SPARC sets out rural digital strategy for the UK's South Pennines region
Research* carried out in the HD8 and HD9 postcode areas by E RADAR and the Digital Policy Alliance for the EU Commission-backed DigiChampz Initiative shows that changing behaviours at work, rest and play are driving a digital renaissance across our rural regions. But, policy makers are slow to recognise the massive opportunities modern living creates for rural areas, preferring to support urban centres instead.
Rural and urban digital economies are interdependent upon each other, components in a sustainable ecosystem that, if unlocked and fully realized, could add as much as £63 billion to UK GDP.**
SPARC's seven point rural digital strategy for the South Pennines.
"Provide multiple solution, fit for purpose broadband to organisations, consumers and citizens across the SPARC region."
Smart rural communities are able to choose from at least 3 superfast broadband providers. This encourages more market competition and promotes better consumer choice.
"To enhance and develop the e skills of local business organisations and their workforce by building a network of recognised digital mentors to help support and grow the local rural digital economy."
Entrepreneurs and business owners often do not know what they need to know about the digital economy. But they do know their business well. Help from recognised digital business mentors with e strategic planning and e project management goes hand-in-hand with support to improve the general e skills of employers and employees alike. These include how to sell online, social media, advertising and marketing, customer service, as well as cyber risk management and cyber security essentials.
Local community groups and citizens can also benefit from recognised digital champions who can facilitate e learning, digital inclusion, and health and wellbeing across the region. This is especially important to those who are isolated in the community and/or experience loneliness.
"Establish online trading platforms in local communities to unlock the value of rural supply chains, cottage industries, and local producers and manufacturers."
There's strength in numbers! Local businesses and community groups can work together to sell locally-made quality products as well as services through supported, regionally-branded online trading hubs. Groups can work together in association in order to target carefully local, national and global markets such as China, India and South America.
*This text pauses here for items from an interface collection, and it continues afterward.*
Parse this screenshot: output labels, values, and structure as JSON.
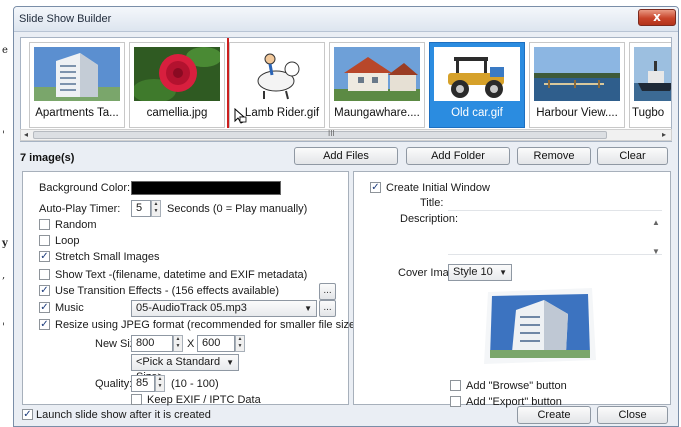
{
  "window": {
    "title": "Slide Show Builder",
    "close_glyph": "x"
  },
  "left_strip": {
    "chars": [
      "e",
      "'",
      "y",
      ",",
      "'"
    ]
  },
  "thumbnails": [
    {
      "label": "Apartments Ta...",
      "icon": "building-photo"
    },
    {
      "label": "camellia.jpg",
      "icon": "flower-photo"
    },
    {
      "label": "Lamb Rider.gif",
      "icon": "cartoon-lamb"
    },
    {
      "label": "Maungawhare....",
      "icon": "house-photo"
    },
    {
      "label": "Old car.gif",
      "icon": "cartoon-car",
      "selected": true
    },
    {
      "label": "Harbour View....",
      "icon": "harbour-photo"
    },
    {
      "label": "Tugbo",
      "icon": "boat-photo"
    }
  ],
  "scrollbar": {
    "grip": "III",
    "left_arrow": "◂",
    "right_arrow": "▸"
  },
  "image_count": "7 image(s)",
  "buttons": {
    "add_files": "Add Files",
    "add_folder": "Add Folder",
    "remove": "Remove",
    "clear": "Clear",
    "create": "Create",
    "close": "Close"
  },
  "settings": {
    "background_color_label": "Background Color:",
    "background_color_value": "#000000",
    "autoplay_label": "Auto-Play Timer:",
    "autoplay_value": "5",
    "autoplay_suffix": "Seconds (0 = Play  manually)",
    "random_label": "Random",
    "loop_label": "Loop",
    "stretch_label": "Stretch Small Images",
    "show_text_label": "Show Text -(filename, datetime and EXIF metadata)",
    "transition_label": "Use Transition Effects   -   (156 effects available)",
    "music_label": "Music",
    "music_value": "05-AudioTrack 05.mp3",
    "resize_label": "Resize using JPEG format (recommended for smaller file size)",
    "new_size_label": "New Size:",
    "width_value": "800",
    "x_label": "X",
    "height_value": "600",
    "standard_size": "<Pick a Standard Size>",
    "quality_label": "Quality:",
    "quality_value": "85",
    "quality_range": "(10 - 100)",
    "keep_exif_label": "Keep EXIF / IPTC Data",
    "ellipsis": "..."
  },
  "initial_window": {
    "create_label": "Create Initial Window",
    "title_label": "Title:",
    "title_value": "",
    "description_label": "Description:",
    "description_value": "",
    "cover_label": "Cover Image:",
    "cover_value": "Style 10",
    "browse_label": "Add \"Browse\" button",
    "export_label": "Add \"Export\" button"
  },
  "launch_label": "Launch slide show after it is created",
  "check_glyph": "✓"
}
This allows for investment back into the local economy, resulting in more and better jobs and further local economic development.
"Promote digital engagement/inclusion for local businesses, their customers and consumers through a network of community enterprise hubs."
Over 4.2 million people now work some or all of the time from home. Many pubs, cafes and restaurants are now offering free Wifi to meet the demands of the modern workforce as well as to help boost their footfall. A network of recognised community enterprise hubs across our rural towns and villages, for example in libraries, can provide hot desking for workers as well as additional information and administrative support, when required. Community enterprise hubs can also provide networking opportunities for businesses.
"Create the Pennine Pound to encourage local spend and keep money circulating locally."
Local currencies have been a huge success in Totnes, Bristol and Brixton in order to support shops and businesses. The introduction of a Pennine Pound can support a range of activities, especially tourism. A local credit union can support the Pennine Pound and offer both hard currency and digital payment to local participants which meet industry and government standards.
6. Data Centres
"Invest in data centres to promote cutting edge technology and to take advantage of the 'Northern Powerhouse' strategy."
Investment in just one well designed data centre can kickstart a whole range of opportunities for the South Pennines' rural digital economy. We have unlimited access to eco power resources (e.g. wind, water and solar power) as well as good infrastructure. There are brownfield sites available in the region which can support data centres and thus provide local investment and employment in the fast-growing data industries sector.
7. Stakeholder Engagement
"Work smarter with organisations, businesses and communities that share the SPARC vision."
Like urban centres, our businesses and local community groups must get much smarter to realise the opportunities and benefits of the digital economy. SPARC acts as a digital ambassador to provide a strong unified voice in order to attract more investment, create more and better jobs, and promote the general well-being and economic prosperity of the valleys in the South Pennines region.
* The research will be made available to the public from September 2015
** Source: "Make or Break: the UK's Digital Future", House of Lords, 2015